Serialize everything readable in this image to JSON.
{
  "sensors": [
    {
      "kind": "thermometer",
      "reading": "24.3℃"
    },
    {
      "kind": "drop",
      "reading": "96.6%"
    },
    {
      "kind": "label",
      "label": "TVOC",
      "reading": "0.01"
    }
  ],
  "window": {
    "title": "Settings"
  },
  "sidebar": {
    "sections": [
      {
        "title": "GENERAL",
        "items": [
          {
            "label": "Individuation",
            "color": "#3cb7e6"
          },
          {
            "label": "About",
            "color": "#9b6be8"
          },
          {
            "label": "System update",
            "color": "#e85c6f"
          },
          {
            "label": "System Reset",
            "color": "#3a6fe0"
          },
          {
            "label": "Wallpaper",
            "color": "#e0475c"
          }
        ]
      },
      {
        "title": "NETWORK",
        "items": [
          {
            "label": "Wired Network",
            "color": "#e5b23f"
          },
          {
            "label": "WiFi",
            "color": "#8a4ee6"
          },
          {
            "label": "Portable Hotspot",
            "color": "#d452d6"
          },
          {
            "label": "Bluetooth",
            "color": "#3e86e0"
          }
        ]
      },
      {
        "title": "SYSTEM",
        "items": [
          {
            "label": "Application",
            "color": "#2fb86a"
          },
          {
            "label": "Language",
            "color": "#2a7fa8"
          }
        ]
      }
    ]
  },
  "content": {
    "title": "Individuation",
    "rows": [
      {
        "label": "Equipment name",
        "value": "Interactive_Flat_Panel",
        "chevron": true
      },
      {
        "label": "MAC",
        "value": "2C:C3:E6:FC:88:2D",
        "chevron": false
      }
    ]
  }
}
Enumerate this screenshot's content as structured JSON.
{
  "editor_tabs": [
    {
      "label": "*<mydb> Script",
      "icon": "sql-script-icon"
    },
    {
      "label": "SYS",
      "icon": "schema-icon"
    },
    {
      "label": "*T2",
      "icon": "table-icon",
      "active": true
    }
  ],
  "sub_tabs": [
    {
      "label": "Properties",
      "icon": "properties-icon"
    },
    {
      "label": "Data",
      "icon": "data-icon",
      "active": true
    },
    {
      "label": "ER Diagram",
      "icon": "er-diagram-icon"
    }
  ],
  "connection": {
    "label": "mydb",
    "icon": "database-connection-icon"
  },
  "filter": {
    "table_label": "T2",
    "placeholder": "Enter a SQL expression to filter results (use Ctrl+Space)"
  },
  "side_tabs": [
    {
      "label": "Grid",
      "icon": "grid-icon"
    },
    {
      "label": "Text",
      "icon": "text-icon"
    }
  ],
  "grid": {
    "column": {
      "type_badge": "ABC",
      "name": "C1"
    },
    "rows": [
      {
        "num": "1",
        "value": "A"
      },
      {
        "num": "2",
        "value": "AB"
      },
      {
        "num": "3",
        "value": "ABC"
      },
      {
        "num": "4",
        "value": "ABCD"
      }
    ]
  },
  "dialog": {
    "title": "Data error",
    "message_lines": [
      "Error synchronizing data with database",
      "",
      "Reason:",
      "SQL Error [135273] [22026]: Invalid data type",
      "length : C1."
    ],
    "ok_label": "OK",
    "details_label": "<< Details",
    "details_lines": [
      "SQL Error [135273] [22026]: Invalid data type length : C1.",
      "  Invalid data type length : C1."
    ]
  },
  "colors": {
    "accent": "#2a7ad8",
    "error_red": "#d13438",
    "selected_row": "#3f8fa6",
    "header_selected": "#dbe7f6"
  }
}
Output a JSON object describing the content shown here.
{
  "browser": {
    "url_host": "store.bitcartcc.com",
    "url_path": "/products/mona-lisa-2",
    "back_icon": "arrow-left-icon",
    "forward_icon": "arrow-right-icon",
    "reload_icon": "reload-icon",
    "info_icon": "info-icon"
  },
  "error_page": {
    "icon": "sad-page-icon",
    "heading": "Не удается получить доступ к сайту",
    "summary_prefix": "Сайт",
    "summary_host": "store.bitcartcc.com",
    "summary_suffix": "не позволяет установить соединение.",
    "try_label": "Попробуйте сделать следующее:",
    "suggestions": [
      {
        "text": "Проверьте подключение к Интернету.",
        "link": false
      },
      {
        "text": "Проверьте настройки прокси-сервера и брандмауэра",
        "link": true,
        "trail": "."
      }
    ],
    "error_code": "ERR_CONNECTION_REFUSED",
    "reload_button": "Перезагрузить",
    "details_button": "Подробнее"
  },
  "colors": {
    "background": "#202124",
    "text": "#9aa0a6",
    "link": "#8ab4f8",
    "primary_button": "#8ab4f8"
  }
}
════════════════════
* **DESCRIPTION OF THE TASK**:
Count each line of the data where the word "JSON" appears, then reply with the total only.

* **WRITTEN SOLUTION**:
3